On the sensitive issue of establishing a new border, once Israel pulls back on the Golan Heights, Israeli Foreign Minister David Levy said ”nothing has been agreed upon.”
Clinton, who had intervened in the negotiations four times before Sunday, headed back to the site of the talks at nightfall Sunday. ”He’s going for meetings,” a White House official”The process continues.”
Committees met Sunday on all the key issues, and the State Department spokesman James P. Rubin said the two sides responded positively to a statement presented Friday by the United States.
The seven-page document, which is a summary of points of accord and discord, could become the basis for an eventual ”core agreement,” Rubin said.
But he said Israel and Syria still faced ”enormous decisions” and ”we don’t expect those decisions to be made in a matter of days,”
American mediators had not offered ”bridging proposals” designed to close the gap where the two sides were in disagreement, Rubin added.
In Jerusalem, Israel Cabinet Minister Haim Ramon said Syria had refused to permit Israel to retain an early warning station on the Golan Heights once it is relinquished.
But, Ramon said, Syria was prepared to consider a station manned mostly by American and French personnel, with a Syrian presence and a symbolic Israeli presence.
Yielding the plateau would strip Israel of a capability to watch any Syrian military preparations, including tanks rolling down toward the border.
Barak and al-Sharaa could leave behind experts to continue deliberations.
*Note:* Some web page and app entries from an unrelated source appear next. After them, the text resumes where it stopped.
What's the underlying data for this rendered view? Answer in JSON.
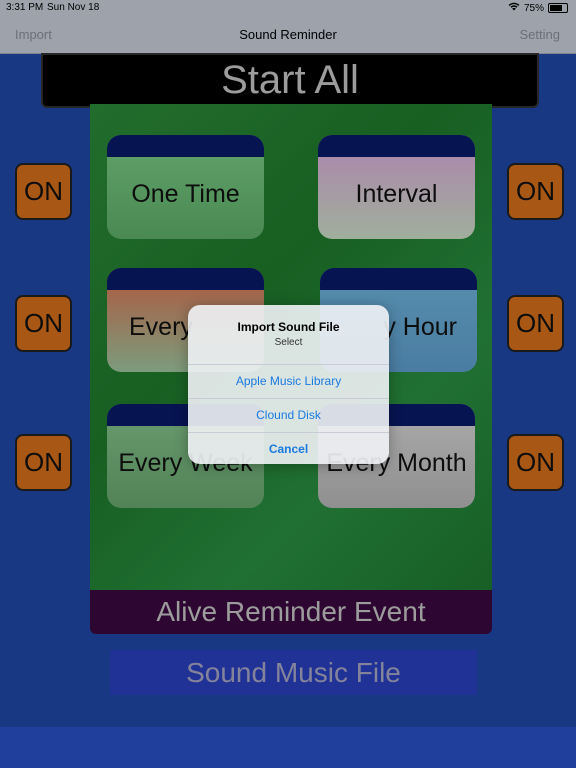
{
  "status_bar": {
    "time": "3:31 PM",
    "date": "Sun Nov 18",
    "battery": "75%"
  },
  "nav": {
    "left": "Import",
    "title": "Sound Reminder",
    "right": "Setting"
  },
  "start_all": "Start All",
  "tiles": [
    {
      "label": "One Time"
    },
    {
      "label": "Interval"
    },
    {
      "label": "Every"
    },
    {
      "label": "y Hour"
    },
    {
      "label": "Every Week"
    },
    {
      "label": "Every Month"
    }
  ],
  "on_buttons": [
    "ON",
    "ON",
    "ON",
    "ON",
    "ON",
    "ON"
  ],
  "alive_reminder": "Alive Reminder Event",
  "sound_music": "Sound Music File",
  "dialog": {
    "title": "Import Sound File",
    "subtitle": "Select",
    "options": [
      "Apple Music Library",
      "Clound Disk"
    ],
    "cancel": "Cancel"
  },
  "colors": {
    "background": "#1f48a8",
    "on_button": "#d8701c",
    "action_text": "#1a7ae0"
  }
}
But Rubin said there was no decision on how negotiations would proceed, although he said the United States wanted full-blown negotiations to reconvene ”sooner rather than later.”
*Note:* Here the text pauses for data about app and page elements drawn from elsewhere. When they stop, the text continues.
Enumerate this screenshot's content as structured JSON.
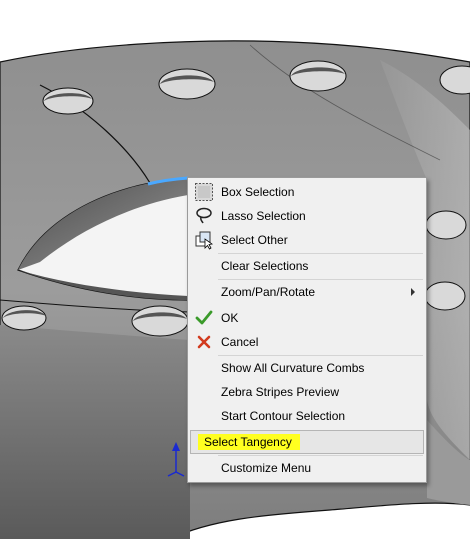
{
  "context_menu": {
    "items": [
      {
        "label": "Box Selection",
        "icon": "box-selection-icon"
      },
      {
        "label": "Lasso Selection",
        "icon": "lasso-icon"
      },
      {
        "label": "Select Other",
        "icon": "select-other-icon"
      },
      {
        "label": "Clear Selections"
      },
      {
        "label": "Zoom/Pan/Rotate",
        "has_submenu": true
      },
      {
        "label": "OK",
        "icon": "checkmark-icon",
        "icon_color": "#3a9a2a"
      },
      {
        "label": "Cancel",
        "icon": "close-icon",
        "icon_color": "#d23a1e"
      },
      {
        "label": "Show All Curvature Combs"
      },
      {
        "label": "Zebra Stripes Preview"
      },
      {
        "label": "Start Contour Selection"
      },
      {
        "label": "Select Tangency",
        "highlighted": true,
        "highlight_color": "#ffff20"
      },
      {
        "label": "Customize Menu"
      }
    ]
  },
  "viewport": {
    "selected_edge_color": "#4aa8ff",
    "triad_color": "#1a2ad0"
  }
}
”There is no doubt that the negotiation is difficult,” Barak told Israeli reporters while touring the Antietam National Battlefield, a Civil War site in Sharpsburg, Md., with Secretary of State Madeleine Albright.
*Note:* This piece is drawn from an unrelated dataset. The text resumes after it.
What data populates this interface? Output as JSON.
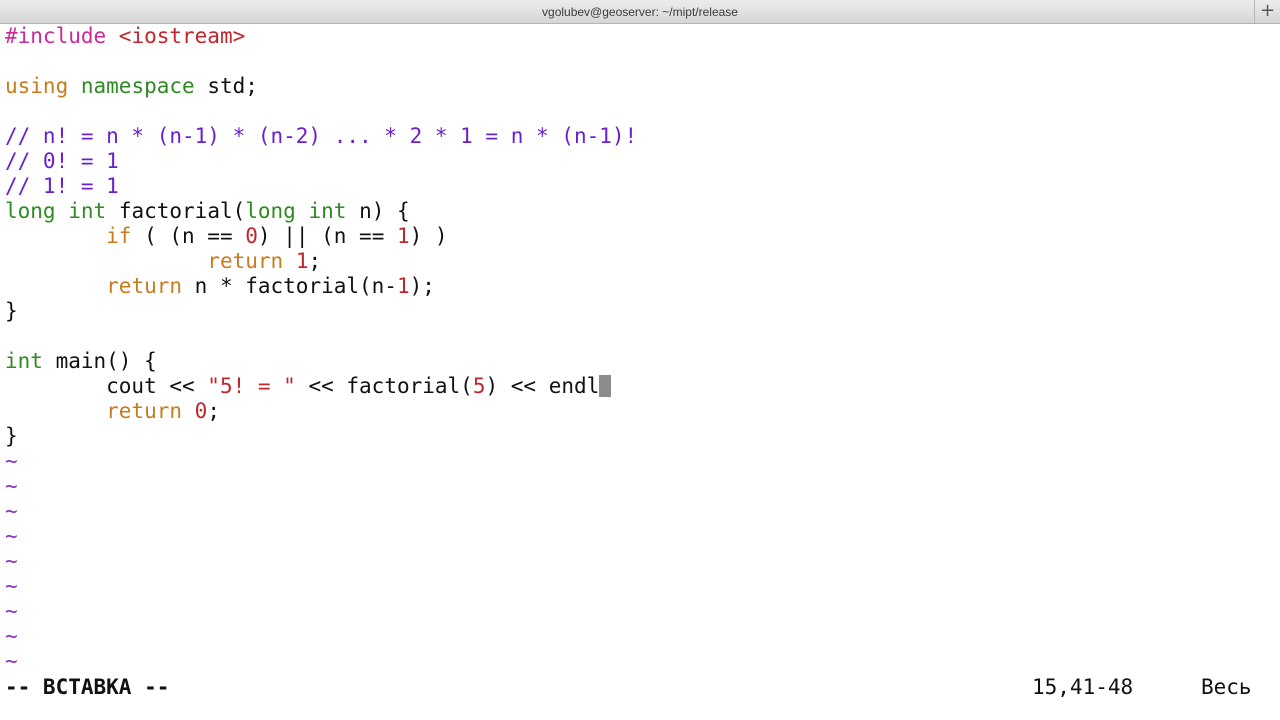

In his first public remarks since the talks began Jan. 3, Barak said ”the negotiation is very complex.”
The prime minister, speaking Hebrew, also gave assurances to the Israeli public that ”we will not sign an agreement unless, in our opinion, it will strengthen the security of Israel and address its vital needs.”
Israel is contemplating a withdrawal from the Golan Heights, a border highground with a commanding view of Syria, in exchange for a peace treaty.
Barak, his wife, Nava, and Levy were shown a 26-minute documentary film recreating the Antietam battle in which North and South suffered 22,726 casualties on Sept. 17, 1862.
They also listened to a lecture about the blood day from a National Park Service ranger and Bruce Reidel, who is on the Near East desk at the National Security Council and a Civil War buff.
Albright then hosted a luncheon for Barak at Hillsboro, her Virginia retreat across the border from West Virginia, and returned to the secluded negotiations site just outside Shepherdstown to meet with al-Sharaa.
Also Sunday, Al-Hayat, a Saudi newspaper published in London, said Israel had agreed to pull back to the 1923 border with Syria and that Syria was insisting on a deeper pullback, to the border that existed at the eve of the 1967 Mideast war.
Rubin said the account was not credible. He told reporters the newspaper’s report differed in ”substantive ways” from the document prepared at Albright’s direction and presented by Clinton to Barak and al-Sharaa on Friday.
In Syria, the state-run Al-Thawra newspaper, said Sunday that the West Virginia peace talks are ”in serious danger.”
”It is clear that there are Israeli directives to … break up the talks in an attempt to add hurdles and hamper them to leave the political process spinning in place,” the newspaper said in an editorial.